### DATA FOR THIS TASK

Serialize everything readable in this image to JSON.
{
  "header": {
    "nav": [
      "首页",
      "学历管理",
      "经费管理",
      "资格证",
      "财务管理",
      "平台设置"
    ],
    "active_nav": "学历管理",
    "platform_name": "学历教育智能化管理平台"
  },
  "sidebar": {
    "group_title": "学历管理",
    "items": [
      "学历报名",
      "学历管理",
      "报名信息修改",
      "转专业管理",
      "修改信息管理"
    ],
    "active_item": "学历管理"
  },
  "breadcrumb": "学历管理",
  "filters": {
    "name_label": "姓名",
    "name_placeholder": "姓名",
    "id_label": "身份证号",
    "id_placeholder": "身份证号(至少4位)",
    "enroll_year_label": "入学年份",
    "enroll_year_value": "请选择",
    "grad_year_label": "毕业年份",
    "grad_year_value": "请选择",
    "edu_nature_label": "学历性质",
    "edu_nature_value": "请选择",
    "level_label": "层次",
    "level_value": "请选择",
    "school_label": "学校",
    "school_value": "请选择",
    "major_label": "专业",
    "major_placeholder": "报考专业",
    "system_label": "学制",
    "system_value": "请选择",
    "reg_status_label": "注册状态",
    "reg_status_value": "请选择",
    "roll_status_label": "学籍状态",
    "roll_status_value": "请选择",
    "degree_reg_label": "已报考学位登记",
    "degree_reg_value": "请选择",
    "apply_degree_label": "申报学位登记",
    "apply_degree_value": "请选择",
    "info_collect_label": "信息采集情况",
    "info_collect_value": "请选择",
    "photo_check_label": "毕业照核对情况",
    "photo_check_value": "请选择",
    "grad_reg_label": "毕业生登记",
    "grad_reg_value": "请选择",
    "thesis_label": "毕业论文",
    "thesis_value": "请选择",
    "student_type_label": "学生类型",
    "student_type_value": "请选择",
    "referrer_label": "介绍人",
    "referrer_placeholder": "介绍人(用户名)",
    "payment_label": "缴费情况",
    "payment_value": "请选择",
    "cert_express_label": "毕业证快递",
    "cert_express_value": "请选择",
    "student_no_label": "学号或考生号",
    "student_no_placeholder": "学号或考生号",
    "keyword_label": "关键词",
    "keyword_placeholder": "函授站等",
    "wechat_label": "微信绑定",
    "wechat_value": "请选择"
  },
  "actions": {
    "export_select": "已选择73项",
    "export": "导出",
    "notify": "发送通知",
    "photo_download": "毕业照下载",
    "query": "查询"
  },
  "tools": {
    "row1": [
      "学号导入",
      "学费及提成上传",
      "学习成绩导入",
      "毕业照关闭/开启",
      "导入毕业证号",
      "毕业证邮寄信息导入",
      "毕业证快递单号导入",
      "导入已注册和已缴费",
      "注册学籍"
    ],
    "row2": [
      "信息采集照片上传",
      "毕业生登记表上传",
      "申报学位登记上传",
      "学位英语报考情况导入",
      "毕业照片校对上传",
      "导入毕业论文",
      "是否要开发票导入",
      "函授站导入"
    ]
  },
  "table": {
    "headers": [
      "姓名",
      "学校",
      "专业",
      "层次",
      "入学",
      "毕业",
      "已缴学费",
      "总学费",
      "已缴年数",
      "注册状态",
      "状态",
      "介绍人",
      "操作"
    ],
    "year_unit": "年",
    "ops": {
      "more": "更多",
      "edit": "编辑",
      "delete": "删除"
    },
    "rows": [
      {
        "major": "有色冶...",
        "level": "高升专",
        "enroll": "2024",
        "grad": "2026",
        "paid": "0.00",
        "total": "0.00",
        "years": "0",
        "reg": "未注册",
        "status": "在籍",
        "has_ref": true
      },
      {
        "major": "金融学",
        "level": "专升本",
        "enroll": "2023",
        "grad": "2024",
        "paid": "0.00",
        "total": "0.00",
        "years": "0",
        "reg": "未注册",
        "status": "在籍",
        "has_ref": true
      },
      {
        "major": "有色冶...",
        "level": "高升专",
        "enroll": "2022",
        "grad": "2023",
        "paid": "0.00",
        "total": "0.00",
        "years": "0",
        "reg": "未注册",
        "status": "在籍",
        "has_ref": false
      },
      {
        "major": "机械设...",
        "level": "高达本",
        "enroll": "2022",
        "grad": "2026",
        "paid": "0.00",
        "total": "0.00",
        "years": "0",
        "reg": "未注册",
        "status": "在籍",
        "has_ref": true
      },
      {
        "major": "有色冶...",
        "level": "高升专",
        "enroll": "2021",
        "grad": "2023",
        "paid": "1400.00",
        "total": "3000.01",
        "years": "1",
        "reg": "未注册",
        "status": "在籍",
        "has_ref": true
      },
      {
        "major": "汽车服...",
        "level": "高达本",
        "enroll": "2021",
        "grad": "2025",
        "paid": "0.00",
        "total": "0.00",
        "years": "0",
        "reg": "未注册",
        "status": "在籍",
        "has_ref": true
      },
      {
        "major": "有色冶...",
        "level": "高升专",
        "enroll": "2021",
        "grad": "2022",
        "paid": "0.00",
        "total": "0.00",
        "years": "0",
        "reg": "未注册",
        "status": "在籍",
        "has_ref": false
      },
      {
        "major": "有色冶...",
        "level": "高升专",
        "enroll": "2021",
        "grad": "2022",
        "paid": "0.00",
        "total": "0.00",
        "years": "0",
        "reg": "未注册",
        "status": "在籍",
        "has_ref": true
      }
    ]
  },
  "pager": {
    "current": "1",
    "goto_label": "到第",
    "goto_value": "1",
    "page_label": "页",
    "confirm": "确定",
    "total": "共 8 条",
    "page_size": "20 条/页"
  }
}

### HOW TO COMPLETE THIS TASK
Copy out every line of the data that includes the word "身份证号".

### ANSWER TO THIS EXERCISE
    "id_label": "身份证号",
    "id_placeholder": "身份证号(至少4位)",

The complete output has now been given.